**Data records for software interfaces**

★ ★ ★ ★ ★

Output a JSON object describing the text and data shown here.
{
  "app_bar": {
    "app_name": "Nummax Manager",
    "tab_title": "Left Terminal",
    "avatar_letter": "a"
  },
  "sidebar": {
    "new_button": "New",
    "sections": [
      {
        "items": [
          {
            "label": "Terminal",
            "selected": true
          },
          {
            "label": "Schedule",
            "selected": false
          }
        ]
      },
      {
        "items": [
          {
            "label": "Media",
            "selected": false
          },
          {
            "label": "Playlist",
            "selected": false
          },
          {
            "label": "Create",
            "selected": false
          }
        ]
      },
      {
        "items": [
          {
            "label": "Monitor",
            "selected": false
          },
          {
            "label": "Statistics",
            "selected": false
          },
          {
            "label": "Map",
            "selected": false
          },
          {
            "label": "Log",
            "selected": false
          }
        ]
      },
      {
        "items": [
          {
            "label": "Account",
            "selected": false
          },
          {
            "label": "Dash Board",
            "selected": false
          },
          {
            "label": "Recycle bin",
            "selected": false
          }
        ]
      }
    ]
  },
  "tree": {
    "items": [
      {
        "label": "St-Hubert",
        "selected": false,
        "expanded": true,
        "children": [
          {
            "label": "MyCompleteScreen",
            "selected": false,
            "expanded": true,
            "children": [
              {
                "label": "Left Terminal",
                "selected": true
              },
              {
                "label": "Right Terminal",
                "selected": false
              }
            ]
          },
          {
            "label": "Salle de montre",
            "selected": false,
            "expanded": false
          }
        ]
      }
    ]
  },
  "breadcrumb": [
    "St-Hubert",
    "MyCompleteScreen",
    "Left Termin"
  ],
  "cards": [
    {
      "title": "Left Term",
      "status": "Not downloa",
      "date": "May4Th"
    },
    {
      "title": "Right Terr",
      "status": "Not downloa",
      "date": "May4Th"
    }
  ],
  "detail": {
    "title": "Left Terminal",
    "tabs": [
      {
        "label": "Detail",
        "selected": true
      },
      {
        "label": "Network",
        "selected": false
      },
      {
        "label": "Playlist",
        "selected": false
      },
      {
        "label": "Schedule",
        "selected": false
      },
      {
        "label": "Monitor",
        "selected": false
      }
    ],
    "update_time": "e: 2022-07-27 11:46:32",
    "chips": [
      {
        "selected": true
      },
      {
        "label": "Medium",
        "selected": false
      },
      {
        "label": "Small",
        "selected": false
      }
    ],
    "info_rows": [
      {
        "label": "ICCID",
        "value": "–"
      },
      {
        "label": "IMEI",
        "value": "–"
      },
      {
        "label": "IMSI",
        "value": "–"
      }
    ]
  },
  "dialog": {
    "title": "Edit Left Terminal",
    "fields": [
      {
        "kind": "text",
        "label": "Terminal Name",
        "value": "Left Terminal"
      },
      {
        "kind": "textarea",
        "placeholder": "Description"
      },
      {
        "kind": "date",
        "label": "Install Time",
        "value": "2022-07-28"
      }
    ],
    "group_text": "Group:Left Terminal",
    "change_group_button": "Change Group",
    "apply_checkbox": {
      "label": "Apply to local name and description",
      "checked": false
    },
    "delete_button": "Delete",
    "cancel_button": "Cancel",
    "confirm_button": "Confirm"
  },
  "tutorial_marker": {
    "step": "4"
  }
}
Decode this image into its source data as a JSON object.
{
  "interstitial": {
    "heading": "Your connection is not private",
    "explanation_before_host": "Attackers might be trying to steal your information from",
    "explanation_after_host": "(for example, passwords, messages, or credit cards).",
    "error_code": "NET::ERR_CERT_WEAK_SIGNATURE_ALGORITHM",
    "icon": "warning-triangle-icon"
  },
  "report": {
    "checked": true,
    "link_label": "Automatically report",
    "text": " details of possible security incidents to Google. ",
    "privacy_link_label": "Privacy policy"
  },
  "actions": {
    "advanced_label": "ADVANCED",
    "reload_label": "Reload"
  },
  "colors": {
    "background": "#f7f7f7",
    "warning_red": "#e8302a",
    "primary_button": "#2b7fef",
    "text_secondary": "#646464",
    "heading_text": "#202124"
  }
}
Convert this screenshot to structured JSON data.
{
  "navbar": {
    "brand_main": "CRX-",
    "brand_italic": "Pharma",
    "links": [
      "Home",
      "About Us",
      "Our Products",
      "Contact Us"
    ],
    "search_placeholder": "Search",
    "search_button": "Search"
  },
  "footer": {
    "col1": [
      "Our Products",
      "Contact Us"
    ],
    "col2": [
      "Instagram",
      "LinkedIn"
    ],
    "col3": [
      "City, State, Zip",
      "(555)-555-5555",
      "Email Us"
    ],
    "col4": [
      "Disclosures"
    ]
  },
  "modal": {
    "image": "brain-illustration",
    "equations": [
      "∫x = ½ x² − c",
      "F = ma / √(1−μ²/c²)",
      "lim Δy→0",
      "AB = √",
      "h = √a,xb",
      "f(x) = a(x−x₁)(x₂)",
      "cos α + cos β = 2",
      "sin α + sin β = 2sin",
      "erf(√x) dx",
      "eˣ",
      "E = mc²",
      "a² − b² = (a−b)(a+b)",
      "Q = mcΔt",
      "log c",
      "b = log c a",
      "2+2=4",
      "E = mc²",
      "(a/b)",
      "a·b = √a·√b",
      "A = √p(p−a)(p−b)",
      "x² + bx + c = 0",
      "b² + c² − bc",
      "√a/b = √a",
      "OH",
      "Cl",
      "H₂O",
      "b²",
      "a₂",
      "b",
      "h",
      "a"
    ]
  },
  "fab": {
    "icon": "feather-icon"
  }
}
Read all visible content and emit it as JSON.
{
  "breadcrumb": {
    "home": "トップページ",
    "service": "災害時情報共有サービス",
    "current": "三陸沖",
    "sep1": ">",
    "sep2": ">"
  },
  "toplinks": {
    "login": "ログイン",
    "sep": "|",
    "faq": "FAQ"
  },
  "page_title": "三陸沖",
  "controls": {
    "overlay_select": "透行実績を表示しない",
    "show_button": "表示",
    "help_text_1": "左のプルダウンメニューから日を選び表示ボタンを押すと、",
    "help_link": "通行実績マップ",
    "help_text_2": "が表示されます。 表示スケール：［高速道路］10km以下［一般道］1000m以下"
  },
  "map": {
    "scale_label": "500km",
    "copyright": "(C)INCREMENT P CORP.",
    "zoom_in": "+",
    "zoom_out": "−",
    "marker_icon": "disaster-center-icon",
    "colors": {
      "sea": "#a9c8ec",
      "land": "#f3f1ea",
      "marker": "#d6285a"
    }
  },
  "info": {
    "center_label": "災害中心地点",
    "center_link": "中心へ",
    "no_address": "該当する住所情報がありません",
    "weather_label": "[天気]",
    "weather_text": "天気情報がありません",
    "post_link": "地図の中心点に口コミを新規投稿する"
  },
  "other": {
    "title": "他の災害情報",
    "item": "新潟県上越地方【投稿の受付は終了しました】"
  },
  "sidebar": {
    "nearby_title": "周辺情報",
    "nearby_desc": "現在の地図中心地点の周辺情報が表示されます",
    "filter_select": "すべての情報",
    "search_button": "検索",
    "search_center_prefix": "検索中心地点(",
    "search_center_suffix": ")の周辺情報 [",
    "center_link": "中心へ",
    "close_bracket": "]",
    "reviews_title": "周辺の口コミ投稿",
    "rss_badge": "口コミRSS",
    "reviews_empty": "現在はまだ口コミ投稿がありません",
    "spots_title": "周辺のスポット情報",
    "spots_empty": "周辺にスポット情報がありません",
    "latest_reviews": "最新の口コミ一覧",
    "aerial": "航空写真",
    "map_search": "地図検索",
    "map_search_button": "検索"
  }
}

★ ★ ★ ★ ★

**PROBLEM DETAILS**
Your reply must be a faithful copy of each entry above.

**ANSWER TO THIS EXERCISE**
Output a JSON object describing the text and data shown here.
{
  "app_bar": {
    "app_name": "Nummax Manager",
    "tab_title": "Left Terminal",
    "avatar_letter": "a"
  },
  "sidebar": {
    "new_button": "New",
    "sections": [
      {
        "items": [
          {
            "label": "Terminal",
            "selected": true
          },
          {
            "label": "Schedule",
            "selected": false
          }
        ]
      },
      {
        "items": [
          {
            "label": "Media",
            "selected": false
          },
          {
            "label": "Playlist",
            "selected": false
          },
          {
            "label": "Create",
            "selected": false
          }
        ]
      },
      {
        "items": [
          {
            "label": "Monitor",
            "selected": false
          },
          {
            "label": "Statistics",
            "selected": false
          },
          {
            "label": "Map",
            "selected": false
          },
          {
            "label": "Log",
            "selected": false
          }
        ]
      },
      {
        "items": [
          {
            "label": "Account",
            "selected": false
          },
          {
            "label": "Dash Board",
            "selected": false
          },
          {
            "label": "Recycle bin",
            "selected": false
          }
        ]
      }
    ]
  },
  "tree": {
    "items": [
      {
        "label": "St-Hubert",
        "selected": false,
        "expanded": true,
        "children": [
          {
            "label": "MyCompleteScreen",
            "selected": false,
            "expanded": true,
            "children": [
              {
                "label": "Left Terminal",
                "selected": true
              },
              {
                "label": "Right Terminal",
                "selected": false
              }
            ]
          },
          {
            "label": "Salle de montre",
            "selected": false,
            "expanded": false
          }
        ]
      }
    ]
  },
  "breadcrumb": [
    "St-Hubert",
    "MyCompleteScreen",
    "Left Termin"
  ],
  "cards": [
    {
      "title": "Left Term",
      "status": "Not downloa",
      "date": "May4Th"
    },
    {
      "title": "Right Terr",
      "status": "Not downloa",
      "date": "May4Th"
    }
  ],
  "detail": {
    "title": "Left Terminal",
    "tabs": [
      {
        "label": "Detail",
        "selected": true
      },
      {
        "label": "Network",
        "selected": false
      },
      {
        "label": "Playlist",
        "selected": false
      },
      {
        "label": "Schedule",
        "selected": false
      },
      {
        "label": "Monitor",
        "selected": false
      }
    ],
    "update_time": "e: 2022-07-27 11:46:32",
    "chips": [
      {
        "selected": true
      },
      {
        "label": "Medium",
        "selected": false
      },
      {
        "label": "Small",
        "selected": false
      }
    ],
    "info_rows": [
      {
        "label": "ICCID",
        "value": "–"
      },
      {
        "label": "IMEI",
        "value": "–"
      },
      {
        "label": "IMSI",
        "value": "–"
      }
    ]
  },
  "dialog": {
    "title": "Edit Left Terminal",
    "fields": [
      {
        "kind": "text",
        "label": "Terminal Name",
        "value": "Left Terminal"
      },
      {
        "kind": "textarea",
        "placeholder": "Description"
      },
      {
        "kind": "date",
        "label": "Install Time",
        "value": "2022-07-28"
      }
    ],
    "group_text": "Group:Left Terminal",
    "change_group_button": "Change Group",
    "apply_checkbox": {
      "label": "Apply to local name and description",
      "checked": false
    },
    "delete_button": "Delete",
    "cancel_button": "Cancel",
    "confirm_button": "Confirm"
  },
  "tutorial_marker": {
    "step": "4"
  }
}
Decode this image into its source data as a JSON object.
{
  "interstitial": {
    "heading": "Your connection is not private",
    "explanation_before_host": "Attackers might be trying to steal your information from",
    "explanation_after_host": "(for example, passwords, messages, or credit cards).",
    "error_code": "NET::ERR_CERT_WEAK_SIGNATURE_ALGORITHM",
    "icon": "warning-triangle-icon"
  },
  "report": {
    "checked": true,
    "link_label": "Automatically report",
    "text": " details of possible security incidents to Google. ",
    "privacy_link_label": "Privacy policy"
  },
  "actions": {
    "advanced_label": "ADVANCED",
    "reload_label": "Reload"
  },
  "colors": {
    "background": "#f7f7f7",
    "warning_red": "#e8302a",
    "primary_button": "#2b7fef",
    "text_secondary": "#646464",
    "heading_text": "#202124"
  }
}
Convert this screenshot to structured JSON data.
{
  "navbar": {
    "brand_main": "CRX-",
    "brand_italic": "Pharma",
    "links": [
      "Home",
      "About Us",
      "Our Products",
      "Contact Us"
    ],
    "search_placeholder": "Search",
    "search_button": "Search"
  },
  "footer": {
    "col1": [
      "Our Products",
      "Contact Us"
    ],
    "col2": [
      "Instagram",
      "LinkedIn"
    ],
    "col3": [
      "City, State, Zip",
      "(555)-555-5555",
      "Email Us"
    ],
    "col4": [
      "Disclosures"
    ]
  },
  "modal": {
    "image": "brain-illustration",
    "equations": [
      "∫x = ½ x² − c",
      "F = ma / √(1−μ²/c²)",
      "lim Δy→0",
      "AB = √",
      "h = √a,xb",
      "f(x) = a(x−x₁)(x₂)",
      "cos α + cos β = 2",
      "sin α + sin β = 2sin",
      "erf(√x) dx",
      "eˣ",
      "E = mc²",
      "a² − b² = (a−b)(a+b)",
      "Q = mcΔt",
      "log c",
      "b = log c a",
      "2+2=4",
      "E = mc²",
      "(a/b)",
      "a·b = √a·√b",
      "A = √p(p−a)(p−b)",
      "x² + bx + c = 0",
      "b² + c² − bc",
      "√a/b = √a",
      "OH",
      "Cl",
      "H₂O",
      "b²",
      "a₂",
      "b",
      "h",
      "a"
    ]
  },
  "fab": {
    "icon": "feather-icon"
  }
}
Read all visible content and emit it as JSON.
{
  "breadcrumb": {
    "home": "トップページ",
    "service": "災害時情報共有サービス",
    "current": "三陸沖",
    "sep1": ">",
    "sep2": ">"
  },
  "toplinks": {
    "login": "ログイン",
    "sep": "|",
    "faq": "FAQ"
  },
  "page_title": "三陸沖",
  "controls": {
    "overlay_select": "透行実績を表示しない",
    "show_button": "表示",
    "help_text_1": "左のプルダウンメニューから日を選び表示ボタンを押すと、",
    "help_link": "通行実績マップ",
    "help_text_2": "が表示されます。 表示スケール：［高速道路］10km以下［一般道］1000m以下"
  },
  "map": {
    "scale_label": "500km",
    "copyright": "(C)INCREMENT P CORP.",
    "zoom_in": "+",
    "zoom_out": "−",
    "marker_icon": "disaster-center-icon",
    "colors": {
      "sea": "#a9c8ec",
      "land": "#f3f1ea",
      "marker": "#d6285a"
    }
  },
  "info": {
    "center_label": "災害中心地点",
    "center_link": "中心へ",
    "no_address": "該当する住所情報がありません",
    "weather_label": "[天気]",
    "weather_text": "天気情報がありません",
    "post_link": "地図の中心点に口コミを新規投稿する"
  },
  "other": {
    "title": "他の災害情報",
    "item": "新潟県上越地方【投稿の受付は終了しました】"
  },
  "sidebar": {
    "nearby_title": "周辺情報",
    "nearby_desc": "現在の地図中心地点の周辺情報が表示されます",
    "filter_select": "すべての情報",
    "search_button": "検索",
    "search_center_prefix": "検索中心地点(",
    "search_center_suffix": ")の周辺情報 [",
    "center_link": "中心へ",
    "close_bracket": "]",
    "reviews_title": "周辺の口コミ投稿",
    "rss_badge": "口コミRSS",
    "reviews_empty": "現在はまだ口コミ投稿がありません",
    "spots_title": "周辺のスポット情報",
    "spots_empty": "周辺にスポット情報がありません",
    "latest_reviews": "最新の口コミ一覧",
    "aerial": "航空写真",
    "map_search": "地図検索",
    "map_search_button": "検索"
  }
}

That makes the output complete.